BiographyProfessor of procedural law, University of Turku. Niemi has worked as a professor at the Universities Helsinki and Umeå and as visiting professor at Lund University, Sweden. She is Doctor Honoris Causa at Uppsala University 2010 and has been Fulbright scholar at the University of Wisconsin, Madison Law School 1997-98.
Niemi was member of the Scientific Committee of the EU Fundamental Rights Agency 2013-18 and Academy of Finnish Research Council for Culture and Society 2016-18; and the World Bank Working Group on Personal Insolvency in 2011-2012.
She has led several research projects, including ASLA: Actors, Structures and Law (2015-2019). Her book Criminal Procedure and Violence in Intimate Relationship was published in Finnish in 2004. She has analyzed the liberal undertone of the Finnish rape law in several articles. In 2013, she made with LLM Jussi Aaltonen an evaluation of the Finnish sex purchase ban for the Ministry of Justice.
Among her publications are Nousiainen et al. (eds), Responsible Selves. Women in the Nordic Legal Culture, 2001 and Svensson et al. (eds), Nordic Equality at a Crossroads. Feminist Legal Studies Coping with Difference, 2004 and Niemi, Peroni and Stoyanova, International Law and Violence against Women: Europe and the Istanbul Convention, 2020.
More about her and her work https://www.utu.fi/en/people/johanna-niemi
Areas of Research / Professional Expertise
Procedural law, Sexual crimes, gender, human rights, discourse analysis

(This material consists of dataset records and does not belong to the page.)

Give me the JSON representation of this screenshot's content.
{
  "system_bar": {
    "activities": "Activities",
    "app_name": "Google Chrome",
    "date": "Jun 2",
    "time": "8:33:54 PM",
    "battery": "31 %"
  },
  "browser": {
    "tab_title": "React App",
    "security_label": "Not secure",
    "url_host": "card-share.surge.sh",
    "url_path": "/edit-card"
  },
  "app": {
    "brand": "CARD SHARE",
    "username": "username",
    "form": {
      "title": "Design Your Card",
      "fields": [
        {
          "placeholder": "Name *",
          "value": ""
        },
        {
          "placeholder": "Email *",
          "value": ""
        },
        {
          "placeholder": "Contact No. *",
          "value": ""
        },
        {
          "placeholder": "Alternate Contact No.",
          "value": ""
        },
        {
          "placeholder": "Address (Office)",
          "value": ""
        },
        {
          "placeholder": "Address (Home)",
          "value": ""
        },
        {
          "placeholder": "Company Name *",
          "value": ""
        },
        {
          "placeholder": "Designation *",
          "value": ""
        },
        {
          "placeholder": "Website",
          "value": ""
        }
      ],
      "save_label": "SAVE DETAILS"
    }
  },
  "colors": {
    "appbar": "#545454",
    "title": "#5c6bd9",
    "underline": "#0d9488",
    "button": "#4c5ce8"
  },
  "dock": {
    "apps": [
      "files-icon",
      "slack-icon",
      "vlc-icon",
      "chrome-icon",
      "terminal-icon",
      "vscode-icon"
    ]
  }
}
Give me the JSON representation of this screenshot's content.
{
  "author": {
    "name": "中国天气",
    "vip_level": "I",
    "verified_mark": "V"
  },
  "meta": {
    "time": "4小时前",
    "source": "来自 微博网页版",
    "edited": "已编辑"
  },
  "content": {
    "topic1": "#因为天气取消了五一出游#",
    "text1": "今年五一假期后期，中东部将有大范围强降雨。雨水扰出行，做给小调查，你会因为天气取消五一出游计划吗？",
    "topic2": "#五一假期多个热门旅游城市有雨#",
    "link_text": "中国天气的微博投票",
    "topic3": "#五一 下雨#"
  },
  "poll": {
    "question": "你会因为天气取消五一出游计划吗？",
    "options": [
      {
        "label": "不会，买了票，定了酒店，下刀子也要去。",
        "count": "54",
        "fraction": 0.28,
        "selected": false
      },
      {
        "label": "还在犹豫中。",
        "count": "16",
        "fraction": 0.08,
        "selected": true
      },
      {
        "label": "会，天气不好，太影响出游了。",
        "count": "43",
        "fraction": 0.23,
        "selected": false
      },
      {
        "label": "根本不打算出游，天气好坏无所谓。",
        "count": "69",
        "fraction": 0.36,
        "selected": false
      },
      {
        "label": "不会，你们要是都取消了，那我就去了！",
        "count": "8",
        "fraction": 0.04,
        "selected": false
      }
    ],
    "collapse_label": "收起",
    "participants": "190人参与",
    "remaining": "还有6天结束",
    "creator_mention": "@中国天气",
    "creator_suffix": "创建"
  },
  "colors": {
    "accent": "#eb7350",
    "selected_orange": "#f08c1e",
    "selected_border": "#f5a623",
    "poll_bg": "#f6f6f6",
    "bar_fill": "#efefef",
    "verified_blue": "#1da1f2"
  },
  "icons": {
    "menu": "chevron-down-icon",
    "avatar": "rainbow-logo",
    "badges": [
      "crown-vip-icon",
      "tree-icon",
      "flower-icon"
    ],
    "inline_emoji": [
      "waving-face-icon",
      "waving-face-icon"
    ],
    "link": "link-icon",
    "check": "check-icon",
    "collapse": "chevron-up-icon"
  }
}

Niemi’s research interests include criminal procedure, consumer insolvency, human rights and the construction of gender in legal discourses. She has also written on rape law and sexual harassment law but these topics have chosen her, rather than her choosing them.
Published: Sep 04, 2020 by Heinskou et al. (eds), Rape in the Nordic Countries: Continuity and Change
Authors: Helena Jokila & Johanna Niemi
Rape is defined as lack of consent or as use of force and threat. Feminist scholars have debated the strengths and weaknesses of both strategies. We argue that in any case, legislation must explain what coercion, threat and non-consent mean. Using narratives from courts, we argue that both lack of consent and use of force are insufficient legal responses to intimate partner rape and acquaintance rape among youth. Thus, rape law should encompass acts committed under coercive conditions.
By: Johanna Niemi
In this book I write together with JOSÉ MANUEL FRESNO about the work of European Union and Fundamental Rights Agency on Roma rigts and the long struggle of the Roma to gain equal rights across Europe:
Promoting equality: FRA’s work on Roma.
JOSÉ MANUEL FRESNO AND JOHANNA NIEMI
You can read my speech at the publication event of the book here;